The narrator of this fascinating book is famed painter, Hans Memling, who toiled at the court of the dukes of Burgundy during dramatic times that have tended to be chronicled by novelists who focus on the doings across the English Channel, where the wars of the Roses were entering their final stage. But rather than rehashing the same old story with the same familiar lineup of characters that Sandra Worth, Philippa Gregory and others have offered readers, Terence Morgan makes a big change in both style and approach.
The book is a brisk narrative by the painter, who sometimes talks directly to the reader about his art, linking the techniques of his painting directly or implicitly to the story he is telling of the fate of the young members of the royal courts of both England and Burgundy. These reflective pauses, if they were in a movie, would be like a main character speaking "direct to camera", and they work beautifully in linking Memling as a painter to Memling as an observer and later as a participant in dramatic events. "The face seems to change aspect as the viewer concentrates on different portions of it," Memling muses -- and so, he adds, "face value is no value at all, and truth is not to be found therein."
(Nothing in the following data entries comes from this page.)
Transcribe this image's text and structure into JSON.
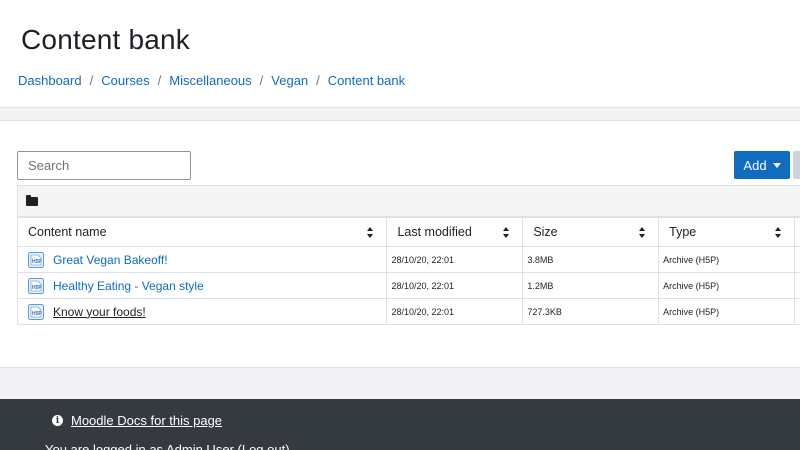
{
  "header": {
    "title": "Content bank",
    "breadcrumb": [
      {
        "label": "Dashboard"
      },
      {
        "label": "Courses"
      },
      {
        "label": "Miscellaneous"
      },
      {
        "label": "Vegan"
      },
      {
        "label": "Content bank"
      }
    ]
  },
  "toolbar": {
    "search_placeholder": "Search",
    "add_label": "Add"
  },
  "folder": {
    "icon": "folder-icon"
  },
  "table": {
    "columns": [
      "Content name",
      "Last modified",
      "Size",
      "Type"
    ],
    "rows": [
      {
        "name": "Great Vegan Bakeoff!",
        "modified": "28/10/20, 22:01",
        "size": "3.8MB",
        "type": "Archive (H5P)"
      },
      {
        "name": "Healthy Eating - Vegan style",
        "modified": "28/10/20, 22:01",
        "size": "1.2MB",
        "type": "Archive (H5P)"
      },
      {
        "name": "Know your foods!",
        "modified": "28/10/20, 22:01",
        "size": "727.3KB",
        "type": "Archive (H5P)"
      }
    ]
  },
  "footer": {
    "docs_label": "Moodle Docs for this page",
    "login_prefix": "You are logged in as ",
    "user_name": "Admin User",
    "logout_label": "(Log out)"
  },
  "colors": {
    "accent": "#0f6cbf",
    "footer_bg": "#343a40"
  }
}
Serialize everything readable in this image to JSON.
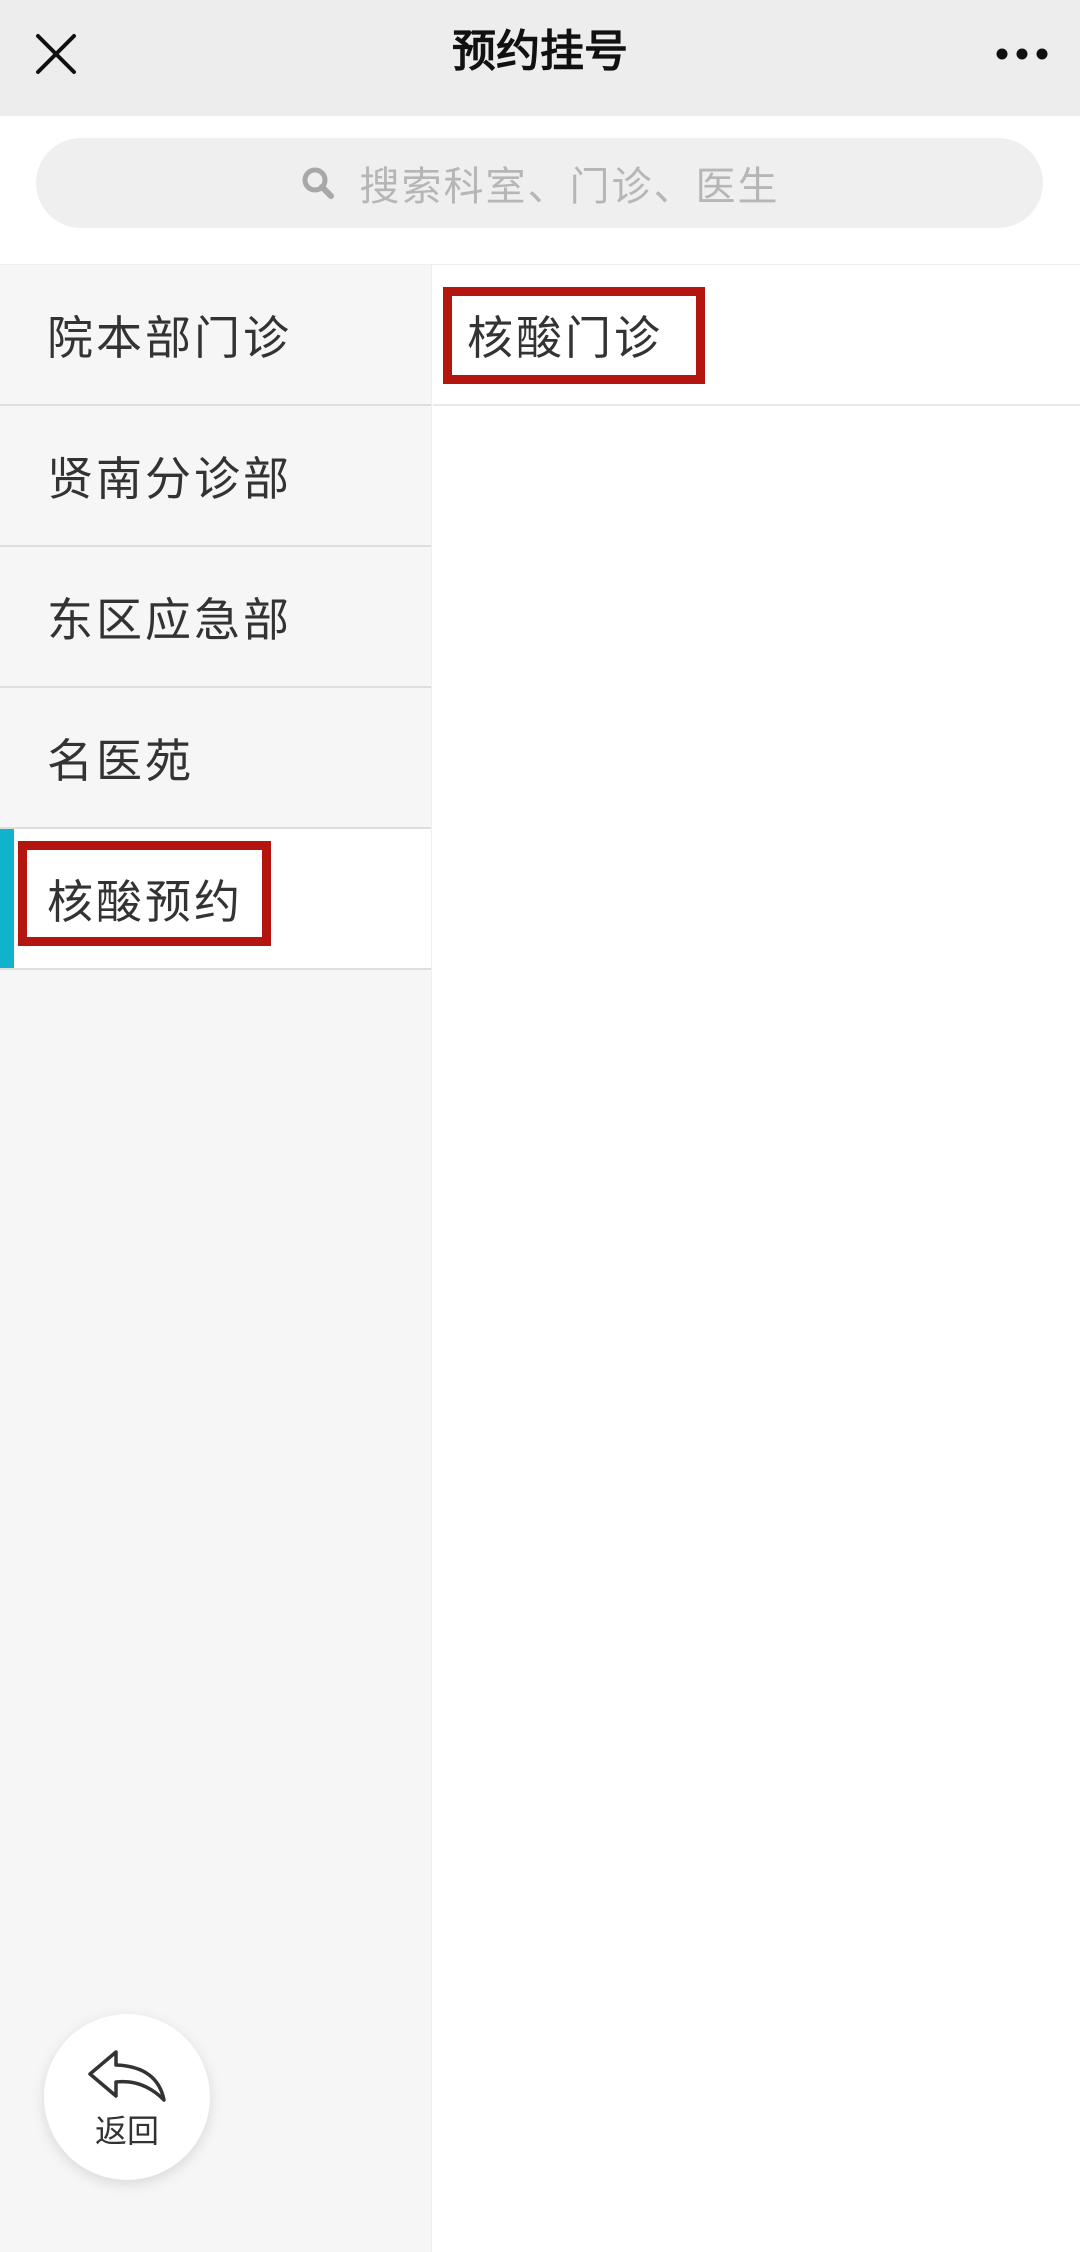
{
  "header": {
    "title": "预约挂号",
    "close_icon": "close-icon",
    "more_icon": "more-dots-icon"
  },
  "search": {
    "placeholder": "搜索科室、门诊、医生",
    "icon": "search-icon"
  },
  "sidebar": {
    "items": [
      {
        "label": "院本部门诊",
        "active": false
      },
      {
        "label": "贤南分诊部",
        "active": false
      },
      {
        "label": "东区应急部",
        "active": false
      },
      {
        "label": "名医苑",
        "active": false
      },
      {
        "label": "核酸预约",
        "active": true,
        "highlighted": true
      }
    ],
    "active_color": "#11b3cc"
  },
  "main": {
    "items": [
      {
        "label": "核酸门诊",
        "highlighted": true
      }
    ]
  },
  "back_button": {
    "label": "返回",
    "icon": "back-arrow-icon"
  },
  "colors": {
    "highlight": "#b5150f",
    "header_bg": "#ededed",
    "sidebar_bg": "#f6f6f6"
  }
}
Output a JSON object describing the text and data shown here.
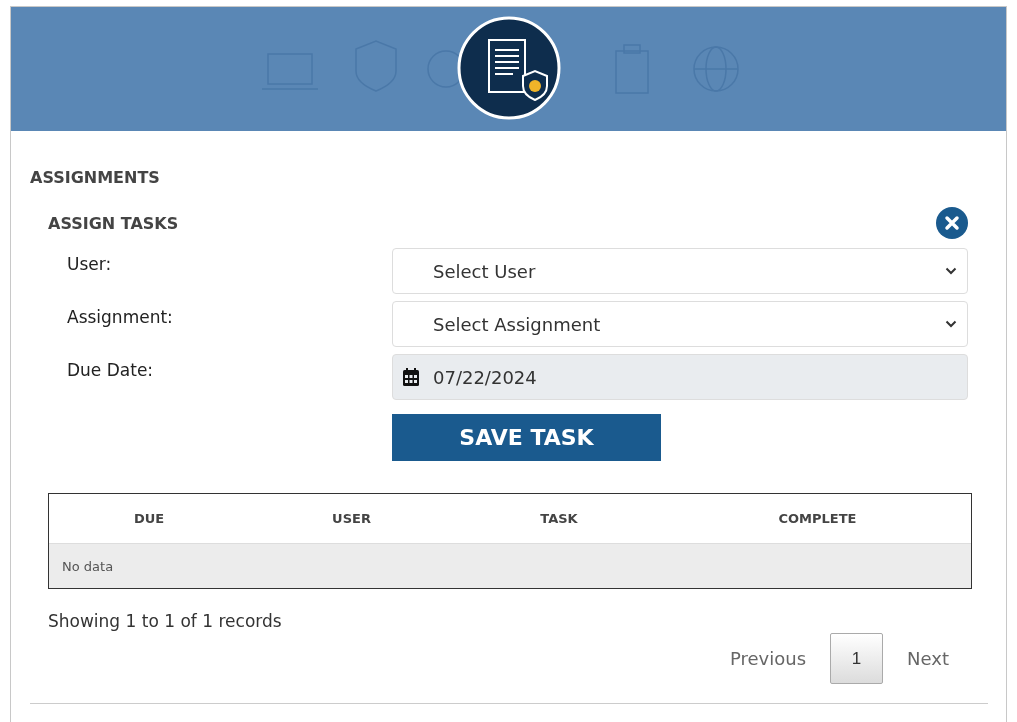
{
  "section_title": "ASSIGNMENTS",
  "panel": {
    "title": "ASSIGN TASKS",
    "fields": [
      {
        "kind": "select",
        "label": "User:",
        "value": "Select User"
      },
      {
        "kind": "select",
        "label": "Assignment:",
        "value": "Select Assignment"
      },
      {
        "kind": "date",
        "label": "Due Date:",
        "value": "07/22/2024"
      }
    ],
    "save_button": "SAVE TASK"
  },
  "table": {
    "columns": [
      "DUE",
      "USER",
      "TASK",
      "COMPLETE"
    ],
    "empty_text": "No data"
  },
  "summary": "Showing 1 to 1 of 1 records",
  "pagination": {
    "previous": "Previous",
    "pages": [
      {
        "label": "1",
        "selected": true
      }
    ],
    "next": "Next"
  }
}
Memling has already narrowly escaped death when by a stroke of fortune he is able to establish himself as a painter at the Burgundian court, painting its young heiress, Mary, over and over again. But the young Mary of Burgundy isn't the only young royal with whom he forms an unusual bond; by sheltering two English refugees and their entourage at the behest of an English merchant in Bruges, one Mr. Cakkeston (think printing, and pronounce phonetically, and you'll get it!), he finds his fate inextricably caught up with that of the two young sons of Edward IV, and his brother, who would become Richard III of England. Morgan's solution to the mystery of the Princes in the Tower is extremely creative and even downright quirky; still, it makes for a compelling yarn. Even though there is no evidence that Memling ever left Bruges and the Low Countries, much less got himself entangled with the last of the Plantagenets, I found myself not caring: the hallmark of a good story very well told. Morgan also does an excellent job of weaving Memling's works and techniques into the story, without making it feel didactic.
This is a fast-paced book; another novelist could have produced a book three times as long covering the same material. There are a few points where that's a weakness (the outcome of the relationship between Hans and Mary is a bit abrupt, as is the ending), but overall this is a "thumping good read" that historical fiction afficionados will want to add to their reading lists. Highly recommended to historical fiction buffs; I'll be looking forward to Morgan's follow-up offering, and I'm glad I bit the bullet and ordered this one from the UK.